My Lords, the Minister said that the United Kingdom abstained at the UN because there was not going to be agreement. Is that not a dangerous precedent: surely that would be true of many decisions taken at the UN? Should the UK not be voting?

My Lords, as Ministers at the UN we often take a decision to abstain. It is very rare for us to veto any resolution: it should be a last resort. On this issue, the Security Council resolution is valid, and can go forward, only if all P5 members agree to it, and we will continue to work with permanent members of the Security Council to find a resolution.

My Lords, last year the Government were found to have acted unlawfully in selling to Saudi Arabia—another oppressive regime—arms which it then used for the Saudi-led bombardment of Yemen, leading to a huge humanitarian crisis. The Government have resumed sales to Saudi Arabia: how do they justify that?

My Lords, this issue was looked at in great detail by my colleagues at the Department for International Trade, including the Secretary of State. As I have said already, we have a very rigid arms export regime, and that continues to apply to all countries.

Does my noble friend agree that damaging and destabilising activities are undertaken in the region by many states, including some UK allies, and that the way forward is not unilateral action by the United States—or anyone else—but a collective diplomatic endeavour to establish, over time, a regional security co-operation regime based on the principles of international law and negotiated primarily by the countries of the region themselves?

My Lords, I agree with my noble friend on the intent to get all regional partners engaged on this matter. That is why we believe that on issues and areas such as Yemen it is important, in order to reach political settlement, for all parties to be at the table. We continue to employ our resources to help that happen, but equally we require regional partners to think very carefully: their continued intervention in other countries adds to the destabilisation of that region.

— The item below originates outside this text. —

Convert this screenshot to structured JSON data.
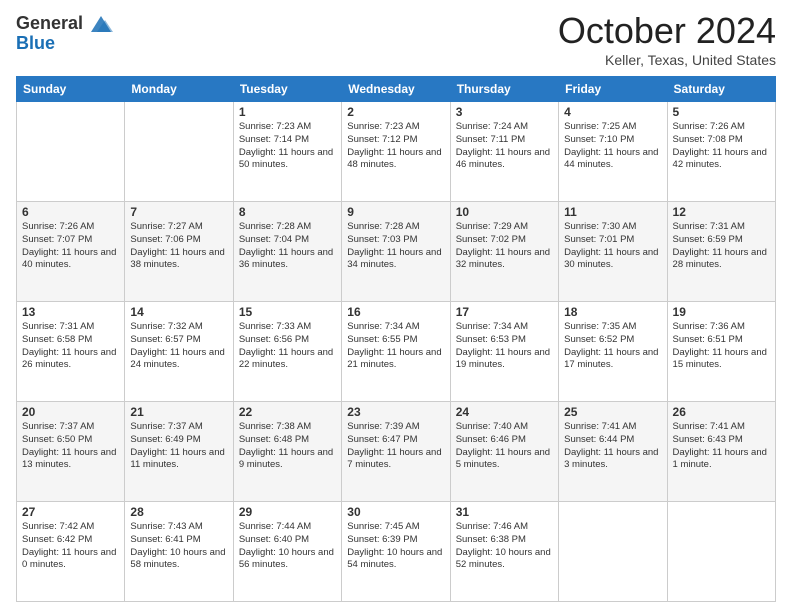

My Lords, a stated foreign policy priority of a Biden presidency is Iran—and rightly so. Should that become a reality, will the Government call for an urgent gathering in Washington of JCPOA E3 participants—including, perhaps, Iran—to put the whole sorry mess back on track, and take that opportunity to press the importance of Israel recognition, and Saudi and Yemen processes?

My Lords, as it is pretty obvious from the exchanges of the past few minutes that on Iran we are not really on the same page as the Americans, is it not time for a complete rethink of our own Iran policy, making much more use of our old friends and connections in the region, such as Oman and the United Arab Emirates? Would it not be a good starting point to take this into the integrated review of foreign policy and security which, I understand, has just been reactivated—albeit with rather a low profile—and is currently being orchestrated from the Cabinet Office?

My Lords, on my noble friend’s latter point, the integrated review is under way and the outcome will, I am sure, be debated in your Lordships’ House in due course. On his earlier point about our policy on Iran, and that of our partners, it is right for us to continue working with our E3 partners, but we also need to work with the United States to achieve a desired outcome that brings peace and stability to the region. In that connection, I participated recently in a UN event, initiated by the UAE and involving Bahrain and Israel, where Israel was recognised by another two countries of the region. These are important steps forward. Israel is a reality and part and parcel of the Middle East. All the countries in the region and beyond need to recognise its status and work together to ensure peace in what has been a troubled region for far too long.